# Instructions to follow:
Write out all of the entries exactly, please.

# Data under study:
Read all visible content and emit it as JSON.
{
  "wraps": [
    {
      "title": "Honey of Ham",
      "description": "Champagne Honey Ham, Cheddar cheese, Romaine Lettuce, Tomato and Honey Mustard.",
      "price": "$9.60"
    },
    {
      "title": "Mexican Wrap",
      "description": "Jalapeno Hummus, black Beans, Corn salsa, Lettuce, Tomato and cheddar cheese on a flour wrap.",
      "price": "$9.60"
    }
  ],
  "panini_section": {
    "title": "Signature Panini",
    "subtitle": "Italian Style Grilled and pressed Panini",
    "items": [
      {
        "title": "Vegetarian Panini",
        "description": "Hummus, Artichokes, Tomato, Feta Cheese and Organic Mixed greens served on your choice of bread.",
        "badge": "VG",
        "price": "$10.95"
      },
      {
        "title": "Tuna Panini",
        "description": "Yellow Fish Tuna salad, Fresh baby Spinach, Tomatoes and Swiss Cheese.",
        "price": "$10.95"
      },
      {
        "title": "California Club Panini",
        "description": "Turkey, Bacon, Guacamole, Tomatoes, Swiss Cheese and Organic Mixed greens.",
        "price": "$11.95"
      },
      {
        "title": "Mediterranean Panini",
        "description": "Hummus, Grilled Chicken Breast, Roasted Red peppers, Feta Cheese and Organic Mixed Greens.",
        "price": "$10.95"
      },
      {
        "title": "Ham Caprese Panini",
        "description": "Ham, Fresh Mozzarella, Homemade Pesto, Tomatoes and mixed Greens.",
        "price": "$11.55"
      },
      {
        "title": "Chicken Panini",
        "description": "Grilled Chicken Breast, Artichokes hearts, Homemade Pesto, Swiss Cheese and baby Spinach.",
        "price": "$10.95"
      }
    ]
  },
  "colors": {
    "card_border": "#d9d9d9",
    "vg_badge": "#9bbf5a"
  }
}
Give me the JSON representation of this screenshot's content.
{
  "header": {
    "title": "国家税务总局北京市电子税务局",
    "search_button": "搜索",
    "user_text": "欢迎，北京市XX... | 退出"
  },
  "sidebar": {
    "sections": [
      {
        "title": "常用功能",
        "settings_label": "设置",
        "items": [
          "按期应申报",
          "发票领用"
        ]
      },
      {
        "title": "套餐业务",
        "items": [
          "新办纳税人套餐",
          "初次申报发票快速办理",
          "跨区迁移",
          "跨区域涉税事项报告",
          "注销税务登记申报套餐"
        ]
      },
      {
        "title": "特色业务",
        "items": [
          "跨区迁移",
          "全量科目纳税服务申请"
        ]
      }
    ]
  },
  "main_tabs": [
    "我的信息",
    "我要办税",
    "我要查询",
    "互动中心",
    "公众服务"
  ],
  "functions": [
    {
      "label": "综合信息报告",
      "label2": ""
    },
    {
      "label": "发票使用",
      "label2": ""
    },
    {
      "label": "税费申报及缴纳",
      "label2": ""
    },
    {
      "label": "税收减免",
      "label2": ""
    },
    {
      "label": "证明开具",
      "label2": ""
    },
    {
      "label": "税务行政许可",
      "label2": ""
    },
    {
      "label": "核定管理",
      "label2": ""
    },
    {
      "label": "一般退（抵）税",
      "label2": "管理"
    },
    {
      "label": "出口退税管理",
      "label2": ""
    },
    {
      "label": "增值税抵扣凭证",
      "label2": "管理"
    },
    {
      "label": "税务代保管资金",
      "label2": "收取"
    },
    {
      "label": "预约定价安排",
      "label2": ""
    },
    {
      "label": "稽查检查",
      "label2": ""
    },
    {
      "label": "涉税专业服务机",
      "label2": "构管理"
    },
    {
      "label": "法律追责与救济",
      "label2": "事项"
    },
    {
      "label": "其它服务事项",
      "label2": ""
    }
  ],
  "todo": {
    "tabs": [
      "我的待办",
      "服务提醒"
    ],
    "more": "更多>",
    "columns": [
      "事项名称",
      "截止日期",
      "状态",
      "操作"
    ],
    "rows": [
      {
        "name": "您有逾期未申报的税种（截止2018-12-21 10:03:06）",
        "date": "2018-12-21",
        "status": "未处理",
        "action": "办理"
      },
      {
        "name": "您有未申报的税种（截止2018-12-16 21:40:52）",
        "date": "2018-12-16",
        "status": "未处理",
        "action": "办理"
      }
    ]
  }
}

# Response:
Read all visible content and emit it as JSON.
{
  "wraps": [
    {
      "title": "Honey of Ham",
      "description": "Champagne Honey Ham, Cheddar cheese, Romaine Lettuce, Tomato and Honey Mustard.",
      "price": "$9.60"
    },
    {
      "title": "Mexican Wrap",
      "description": "Jalapeno Hummus, black Beans, Corn salsa, Lettuce, Tomato and cheddar cheese on a flour wrap.",
      "price": "$9.60"
    }
  ],
  "panini_section": {
    "title": "Signature Panini",
    "subtitle": "Italian Style Grilled and pressed Panini",
    "items": [
      {
        "title": "Vegetarian Panini",
        "description": "Hummus, Artichokes, Tomato, Feta Cheese and Organic Mixed greens served on your choice of bread.",
        "badge": "VG",
        "price": "$10.95"
      },
      {
        "title": "Tuna Panini",
        "description": "Yellow Fish Tuna salad, Fresh baby Spinach, Tomatoes and Swiss Cheese.",
        "price": "$10.95"
      },
      {
        "title": "California Club Panini",
        "description": "Turkey, Bacon, Guacamole, Tomatoes, Swiss Cheese and Organic Mixed greens.",
        "price": "$11.95"
      },
      {
        "title": "Mediterranean Panini",
        "description": "Hummus, Grilled Chicken Breast, Roasted Red peppers, Feta Cheese and Organic Mixed Greens.",
        "price": "$10.95"
      },
      {
        "title": "Ham Caprese Panini",
        "description": "Ham, Fresh Mozzarella, Homemade Pesto, Tomatoes and mixed Greens.",
        "price": "$11.55"
      },
      {
        "title": "Chicken Panini",
        "description": "Grilled Chicken Breast, Artichokes hearts, Homemade Pesto, Swiss Cheese and baby Spinach.",
        "price": "$10.95"
      }
    ]
  },
  "colors": {
    "card_border": "#d9d9d9",
    "vg_badge": "#9bbf5a"
  }
}
Give me the JSON representation of this screenshot's content.
{
  "header": {
    "title": "国家税务总局北京市电子税务局",
    "search_button": "搜索",
    "user_text": "欢迎，北京市XX... | 退出"
  },
  "sidebar": {
    "sections": [
      {
        "title": "常用功能",
        "settings_label": "设置",
        "items": [
          "按期应申报",
          "发票领用"
        ]
      },
      {
        "title": "套餐业务",
        "items": [
          "新办纳税人套餐",
          "初次申报发票快速办理",
          "跨区迁移",
          "跨区域涉税事项报告",
          "注销税务登记申报套餐"
        ]
      },
      {
        "title": "特色业务",
        "items": [
          "跨区迁移",
          "全量科目纳税服务申请"
        ]
      }
    ]
  },
  "main_tabs": [
    "我的信息",
    "我要办税",
    "我要查询",
    "互动中心",
    "公众服务"
  ],
  "functions": [
    {
      "label": "综合信息报告",
      "label2": ""
    },
    {
      "label": "发票使用",
      "label2": ""
    },
    {
      "label": "税费申报及缴纳",
      "label2": ""
    },
    {
      "label": "税收减免",
      "label2": ""
    },
    {
      "label": "证明开具",
      "label2": ""
    },
    {
      "label": "税务行政许可",
      "label2": ""
    },
    {
      "label": "核定管理",
      "label2": ""
    },
    {
      "label": "一般退（抵）税",
      "label2": "管理"
    },
    {
      "label": "出口退税管理",
      "label2": ""
    },
    {
      "label": "增值税抵扣凭证",
      "label2": "管理"
    },
    {
      "label": "税务代保管资金",
      "label2": "收取"
    },
    {
      "label": "预约定价安排",
      "label2": ""
    },
    {
      "label": "稽查检查",
      "label2": ""
    },
    {
      "label": "涉税专业服务机",
      "label2": "构管理"
    },
    {
      "label": "法律追责与救济",
      "label2": "事项"
    },
    {
      "label": "其它服务事项",
      "label2": ""
    }
  ],
  "todo": {
    "tabs": [
      "我的待办",
      "服务提醒"
    ],
    "more": "更多>",
    "columns": [
      "事项名称",
      "截止日期",
      "状态",
      "操作"
    ],
    "rows": [
      {
        "name": "您有逾期未申报的税种（截止2018-12-21 10:03:06）",
        "date": "2018-12-21",
        "status": "未处理",
        "action": "办理"
      },
      {
        "name": "您有未申报的税种（截止2018-12-16 21:40:52）",
        "date": "2018-12-16",
        "status": "未处理",
        "action": "办理"
      }
    ]
  }
}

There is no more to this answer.